Hi there. In this education post, I cover the topic about the existence of unfair tests that students face.
The motivation behind this post was based on recent stories and experiences from high school students from my work in educational services. I also provide some of my own experiences as a former math student.
Tests & Exams Can Contain Anything
When it comes to tests and exams I do have mixed thoughts on it. Tests are one way to determine where the student is at in terms of knowledge, skill, memory and/or understanding. There are some people who are good test takers and there are some who are not great test takers. Some tests are all multiple choice, some have are short answer tests, some require essay writing on the spot and there are some tests that contain a mixture. For large class sizes in the hundreds, tests in the multiple choice format with scantron sheets to fill in bubbles are common as they are time efficient.
Test and exams can be unpredictable in terms of content. The questions in theory should contain topics that were covered in class. This would be fair. There may be a few challenging extension type questions that require some creative out of the box thinking to solve problems. Maybe the hard questions are there to limit the number of A+ students.
Review Questions May Not Be Helpful
I had a recent case where a student mentioned that the review questions as final exam prep were not actually related to the final exam. She claimed that the math final exam contained topics that were not related to class. There are a few possibilities with this case. The teacher that taught the (math) course may not have written the final exam. It could be a department head person that may have written the final exam for all teachers teaching the math course. There is a chance that the review package and course contents are not closely related to course objectives. There is also the case where a final exam was made to be insanely difficult to test students on how they manage stress and how they manage unusual questions. Even if a final exam does end up being up different to a review package student should definitely use the review package for final exam preparations.
Graded On A Curve

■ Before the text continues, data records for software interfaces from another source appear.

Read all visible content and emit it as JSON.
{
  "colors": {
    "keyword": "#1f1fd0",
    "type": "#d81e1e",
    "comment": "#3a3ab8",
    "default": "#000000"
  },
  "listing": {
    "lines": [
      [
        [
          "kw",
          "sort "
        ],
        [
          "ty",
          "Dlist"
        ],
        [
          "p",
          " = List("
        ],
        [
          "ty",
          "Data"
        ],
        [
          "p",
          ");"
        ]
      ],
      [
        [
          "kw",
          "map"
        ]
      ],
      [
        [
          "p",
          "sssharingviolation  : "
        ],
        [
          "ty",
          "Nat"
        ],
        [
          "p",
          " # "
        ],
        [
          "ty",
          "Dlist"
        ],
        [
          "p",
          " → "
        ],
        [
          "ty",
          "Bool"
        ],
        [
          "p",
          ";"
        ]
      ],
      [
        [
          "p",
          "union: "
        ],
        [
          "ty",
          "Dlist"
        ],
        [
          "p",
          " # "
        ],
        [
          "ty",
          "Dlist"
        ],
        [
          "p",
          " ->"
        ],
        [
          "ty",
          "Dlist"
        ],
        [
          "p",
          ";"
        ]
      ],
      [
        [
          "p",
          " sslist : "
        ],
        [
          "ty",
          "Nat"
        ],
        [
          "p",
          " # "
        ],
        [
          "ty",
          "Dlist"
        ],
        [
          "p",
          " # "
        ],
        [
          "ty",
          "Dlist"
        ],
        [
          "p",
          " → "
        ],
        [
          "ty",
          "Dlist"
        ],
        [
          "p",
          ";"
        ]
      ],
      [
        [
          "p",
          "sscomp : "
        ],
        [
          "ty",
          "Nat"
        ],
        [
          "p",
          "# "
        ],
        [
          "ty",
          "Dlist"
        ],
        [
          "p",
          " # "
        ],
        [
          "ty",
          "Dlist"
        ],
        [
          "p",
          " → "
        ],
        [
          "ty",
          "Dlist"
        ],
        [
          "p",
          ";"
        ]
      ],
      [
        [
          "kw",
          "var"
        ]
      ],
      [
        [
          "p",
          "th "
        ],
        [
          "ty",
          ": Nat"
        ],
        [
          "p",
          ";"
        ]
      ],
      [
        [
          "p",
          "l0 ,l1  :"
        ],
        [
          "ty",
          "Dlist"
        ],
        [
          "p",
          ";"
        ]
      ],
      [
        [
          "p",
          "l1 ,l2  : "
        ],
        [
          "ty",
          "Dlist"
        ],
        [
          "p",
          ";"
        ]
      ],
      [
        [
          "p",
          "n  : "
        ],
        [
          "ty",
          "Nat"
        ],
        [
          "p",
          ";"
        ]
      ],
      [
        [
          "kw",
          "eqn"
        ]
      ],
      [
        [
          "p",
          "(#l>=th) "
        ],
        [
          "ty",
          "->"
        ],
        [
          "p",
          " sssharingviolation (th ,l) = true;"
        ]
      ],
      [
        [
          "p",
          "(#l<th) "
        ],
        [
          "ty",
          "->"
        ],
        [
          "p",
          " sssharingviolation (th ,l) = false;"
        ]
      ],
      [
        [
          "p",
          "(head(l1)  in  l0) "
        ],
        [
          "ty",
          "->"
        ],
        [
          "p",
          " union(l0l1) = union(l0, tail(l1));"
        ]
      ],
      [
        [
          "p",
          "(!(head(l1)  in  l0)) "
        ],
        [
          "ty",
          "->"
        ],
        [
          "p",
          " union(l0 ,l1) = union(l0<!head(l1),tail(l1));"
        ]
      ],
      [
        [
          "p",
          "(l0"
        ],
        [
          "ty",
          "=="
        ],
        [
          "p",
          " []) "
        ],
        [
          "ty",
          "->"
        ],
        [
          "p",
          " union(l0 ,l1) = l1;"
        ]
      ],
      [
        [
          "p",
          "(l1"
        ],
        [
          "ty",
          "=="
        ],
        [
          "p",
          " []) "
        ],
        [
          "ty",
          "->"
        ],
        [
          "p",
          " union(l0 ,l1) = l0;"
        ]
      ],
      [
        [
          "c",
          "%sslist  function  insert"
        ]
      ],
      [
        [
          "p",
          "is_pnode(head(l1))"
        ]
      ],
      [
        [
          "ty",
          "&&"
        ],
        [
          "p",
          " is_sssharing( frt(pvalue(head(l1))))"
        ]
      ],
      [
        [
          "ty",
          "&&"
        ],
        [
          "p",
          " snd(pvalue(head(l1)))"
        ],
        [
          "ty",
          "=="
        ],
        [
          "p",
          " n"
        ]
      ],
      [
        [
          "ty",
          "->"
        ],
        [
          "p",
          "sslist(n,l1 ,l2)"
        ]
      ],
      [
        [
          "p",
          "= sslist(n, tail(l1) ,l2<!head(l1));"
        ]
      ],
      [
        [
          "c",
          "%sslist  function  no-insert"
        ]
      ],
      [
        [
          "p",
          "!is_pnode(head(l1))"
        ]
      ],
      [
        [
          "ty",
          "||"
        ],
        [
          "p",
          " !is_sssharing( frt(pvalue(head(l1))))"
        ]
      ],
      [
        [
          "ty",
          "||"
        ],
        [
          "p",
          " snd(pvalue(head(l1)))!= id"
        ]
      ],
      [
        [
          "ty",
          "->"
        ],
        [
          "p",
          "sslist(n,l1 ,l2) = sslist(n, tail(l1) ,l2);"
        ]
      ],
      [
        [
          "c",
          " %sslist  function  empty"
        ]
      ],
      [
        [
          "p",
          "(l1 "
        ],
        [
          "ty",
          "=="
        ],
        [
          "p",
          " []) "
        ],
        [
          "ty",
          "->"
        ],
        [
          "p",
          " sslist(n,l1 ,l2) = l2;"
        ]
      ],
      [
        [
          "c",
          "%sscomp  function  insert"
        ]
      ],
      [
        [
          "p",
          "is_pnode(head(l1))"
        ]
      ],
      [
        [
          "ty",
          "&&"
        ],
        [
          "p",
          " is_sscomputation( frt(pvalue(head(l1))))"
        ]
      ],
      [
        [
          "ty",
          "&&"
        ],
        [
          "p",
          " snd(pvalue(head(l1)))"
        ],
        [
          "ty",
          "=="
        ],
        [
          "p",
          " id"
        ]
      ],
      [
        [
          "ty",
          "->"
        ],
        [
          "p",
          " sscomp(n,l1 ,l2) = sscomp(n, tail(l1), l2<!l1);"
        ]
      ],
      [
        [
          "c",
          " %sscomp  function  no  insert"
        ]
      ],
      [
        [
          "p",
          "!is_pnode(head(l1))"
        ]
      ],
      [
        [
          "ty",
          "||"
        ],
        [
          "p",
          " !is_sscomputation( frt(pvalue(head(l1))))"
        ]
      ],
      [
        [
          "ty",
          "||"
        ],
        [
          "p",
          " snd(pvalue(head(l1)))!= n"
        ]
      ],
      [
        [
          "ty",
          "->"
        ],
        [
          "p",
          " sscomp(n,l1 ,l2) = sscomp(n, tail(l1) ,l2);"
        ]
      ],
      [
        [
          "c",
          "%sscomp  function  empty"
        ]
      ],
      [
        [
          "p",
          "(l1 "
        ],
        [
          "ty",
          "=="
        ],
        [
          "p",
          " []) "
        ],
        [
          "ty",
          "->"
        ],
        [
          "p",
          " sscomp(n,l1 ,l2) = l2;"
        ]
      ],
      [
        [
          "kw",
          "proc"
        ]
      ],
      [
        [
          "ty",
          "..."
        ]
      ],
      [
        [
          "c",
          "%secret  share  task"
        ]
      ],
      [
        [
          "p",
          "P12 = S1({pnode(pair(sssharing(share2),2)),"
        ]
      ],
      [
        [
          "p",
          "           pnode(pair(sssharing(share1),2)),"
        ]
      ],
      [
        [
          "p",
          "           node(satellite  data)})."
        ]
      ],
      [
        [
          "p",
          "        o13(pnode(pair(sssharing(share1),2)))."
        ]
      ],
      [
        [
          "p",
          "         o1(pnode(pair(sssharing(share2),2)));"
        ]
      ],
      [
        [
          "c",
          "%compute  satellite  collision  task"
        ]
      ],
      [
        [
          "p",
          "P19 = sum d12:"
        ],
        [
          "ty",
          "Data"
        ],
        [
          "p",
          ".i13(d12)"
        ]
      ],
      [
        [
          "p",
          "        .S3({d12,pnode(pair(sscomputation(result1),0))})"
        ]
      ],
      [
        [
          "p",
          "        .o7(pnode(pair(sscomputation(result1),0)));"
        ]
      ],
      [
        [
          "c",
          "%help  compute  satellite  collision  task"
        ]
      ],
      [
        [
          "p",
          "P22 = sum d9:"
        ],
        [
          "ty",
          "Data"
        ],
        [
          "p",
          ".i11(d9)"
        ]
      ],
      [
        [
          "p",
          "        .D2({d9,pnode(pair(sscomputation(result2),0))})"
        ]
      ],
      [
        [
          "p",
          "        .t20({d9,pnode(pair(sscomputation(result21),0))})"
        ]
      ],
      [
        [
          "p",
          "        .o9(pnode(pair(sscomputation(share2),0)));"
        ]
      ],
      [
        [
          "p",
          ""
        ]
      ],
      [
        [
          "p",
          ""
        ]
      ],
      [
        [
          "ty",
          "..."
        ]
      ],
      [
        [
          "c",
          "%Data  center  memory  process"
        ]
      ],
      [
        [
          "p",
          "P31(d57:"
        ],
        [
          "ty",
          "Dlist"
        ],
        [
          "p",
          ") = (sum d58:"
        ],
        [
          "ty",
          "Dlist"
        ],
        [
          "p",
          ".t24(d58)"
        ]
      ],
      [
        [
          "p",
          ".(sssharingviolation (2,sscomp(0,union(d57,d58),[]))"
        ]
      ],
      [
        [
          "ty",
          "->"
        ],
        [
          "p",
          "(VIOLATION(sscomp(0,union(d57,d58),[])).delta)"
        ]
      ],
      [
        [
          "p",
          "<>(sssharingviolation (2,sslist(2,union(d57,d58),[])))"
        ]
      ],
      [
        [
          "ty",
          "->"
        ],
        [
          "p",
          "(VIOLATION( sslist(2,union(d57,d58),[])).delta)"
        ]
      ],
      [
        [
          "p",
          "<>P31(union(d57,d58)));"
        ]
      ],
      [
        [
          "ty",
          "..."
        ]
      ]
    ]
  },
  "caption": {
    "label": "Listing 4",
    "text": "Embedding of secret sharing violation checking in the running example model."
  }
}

In the event that most or all students performed poorly on a test or exam, scores may be adjusted or graded on a curve. If an average math test score is at a 45% from 30 people where 18 people failed the teacher may bump everyone's score by 20%. Students may receive their grades depending on how they do relative to their peers. The best mark may get A+, the next 5 people get As (85%) or A- (80%) and so on. You never really know what goes on behind the scenes when it comes to grading. Students do benefit from being graded on a bell curve but should not rely on it.